  8. ^ Mathpal, Yashodhar (1998). Rock Art In Kerala. The University of Michigan: Indira Gandhi National Centre for the Arts. p. 28. ISBN 9788173051302. 
  9. ^ The Kadamba Kula, A History of Ancient and Mediaeval Karnataka, By George M. Moraes, BX Furtado & sons, Bombay, 1931.
  10. ^ "The Kadamba Kula". Internet Archive. 
  11. ^ Francis, Walter (1908). Madras District Gazetteers: The Nilgiris. 1. New Delhi: Asian Educational Services. pp. 90–94, 102–105. ISBN 978-81-2060-546-6. 
  12. ^ a b Nimkar, Madhu (18 September 2009). "Kingdom of Kadambas". History of India. Atom. 
  13. ^ Rice, B. Lewis (1902). Epigraphica Carnatica (PDF). Mangalore: Government of India. pp. 24, 28, 32. 
  14. ^ Madrass District Gazetteeers, The Nilgiris. By W. Francic.

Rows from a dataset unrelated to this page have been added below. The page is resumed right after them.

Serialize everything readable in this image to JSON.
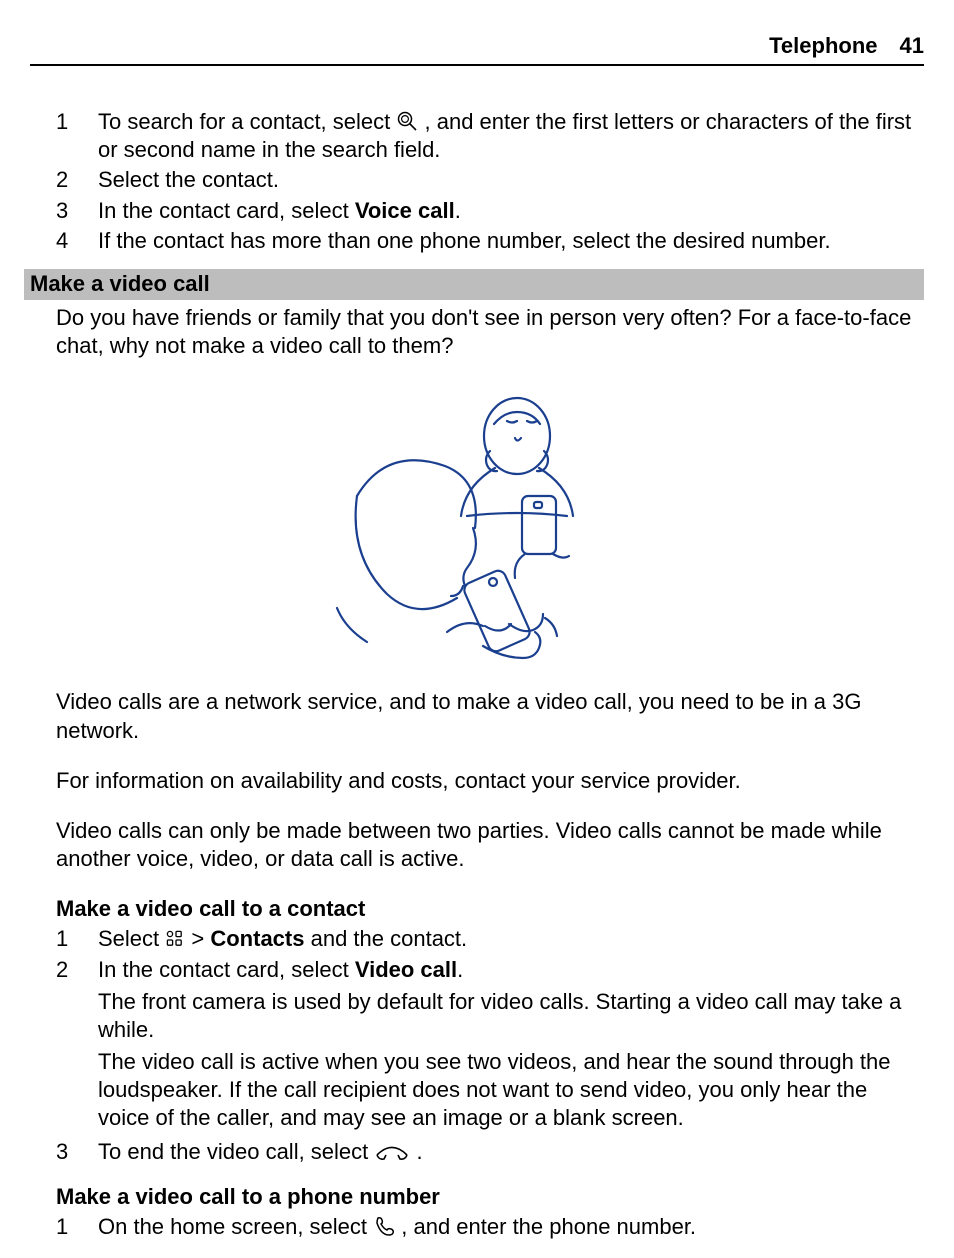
{
  "header": {
    "section": "Telephone",
    "page": "41"
  },
  "steps_top": [
    {
      "n": "1",
      "pre": "To search for a contact, select ",
      "post": ", and enter the first letters or characters of the first or second name in the search field."
    },
    {
      "n": "2",
      "text": "Select the contact."
    },
    {
      "n": "3",
      "pre": "In the contact card, select ",
      "bold": "Voice call",
      "post": "."
    },
    {
      "n": "4",
      "text": "If the contact has more than one phone number, select the desired number."
    }
  ],
  "section_bar": "Make a video call",
  "intro": "Do you have friends or family that you don't see in person very often? For a face-to-face chat, why not make a video call to them?",
  "para1": "Video calls are a network service, and to make a video call, you need to be in a 3G network.",
  "para2": "For information on availability and costs, contact your service provider.",
  "para3": "Video calls can only be made between two parties. Video calls cannot be made while another voice, video, or data call is active.",
  "sub1": "Make a video call to a contact",
  "s1": {
    "n1": "1",
    "n1_pre": "Select ",
    "n1_mid": " > ",
    "n1_bold": "Contacts",
    "n1_post": " and the contact.",
    "n2": "2",
    "n2_pre": "In the contact card, select ",
    "n2_bold": "Video call",
    "n2_post": ".",
    "n2_p2": "The front camera is used by default for video calls. Starting a video call may take a while.",
    "n2_p3": "The video call is active when you see two videos, and hear the sound through the loudspeaker. If the call recipient does not want to send video, you only hear the voice of the caller, and may see an image or a blank screen.",
    "n3": "3",
    "n3_pre": "To end the video call, select ",
    "n3_post": "."
  },
  "sub2": "Make a video call to a phone number",
  "s2": {
    "n1": "1",
    "n1_pre": "On the home screen, select ",
    "n1_post": ", and enter the phone number."
  }
}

Madras 1908 Pages 90-104
  15. ^ Report of the Administration of Mysore 1863-64. British Parliament Library
  16. ^ Proclamation No:CLXXXLL, A. Collection of treaties and engagements, By W.Logan, Calicut 1879
  17. ^ "Official Web Site of Wayanad District". ayanad.nic.in. Retrieved 2014-01-29. 
  18. ^ "ingentaconnect Consuming the Forest in an Environment of Crisis: Nature Tourism,...". ingentaconnect.com. Retrieved 2014-01-29. 
  19. ^ a b Ministry of Panchayati Raj (8 September 2009). "A Note on the Backward Regions Grant Fund Programme" (PDF). National Institute of Rural Development. Retrieved 27 September 2011. 
  20. ^ a b c d e f g "District Census 2011". Census2011.co.in. 2011. Retrieved 30 September 2011. 
  21. ^ US Directorate of Intelligence. "Country Comparison: Population". Retrieved 1 October 2011. Comoros 794,683 July 2011 est. 
  22. ^ Hockings, Paul; Pilot-Raichoor, Christiane (1992). A Badaga-English Dictionary. Walter de Gruyter. p. 514. ISBN 9783110126778. 
  23. ^ Imperial Gazetteer of India, v. 9, p. 301. DSAL. pp. p. 301. 
  24. ^ {{cite web
  25. ^ "Bandipur-road-to-be-closed-at-night". DNA India. Retrieved 2014-05-11. 

External links[edit]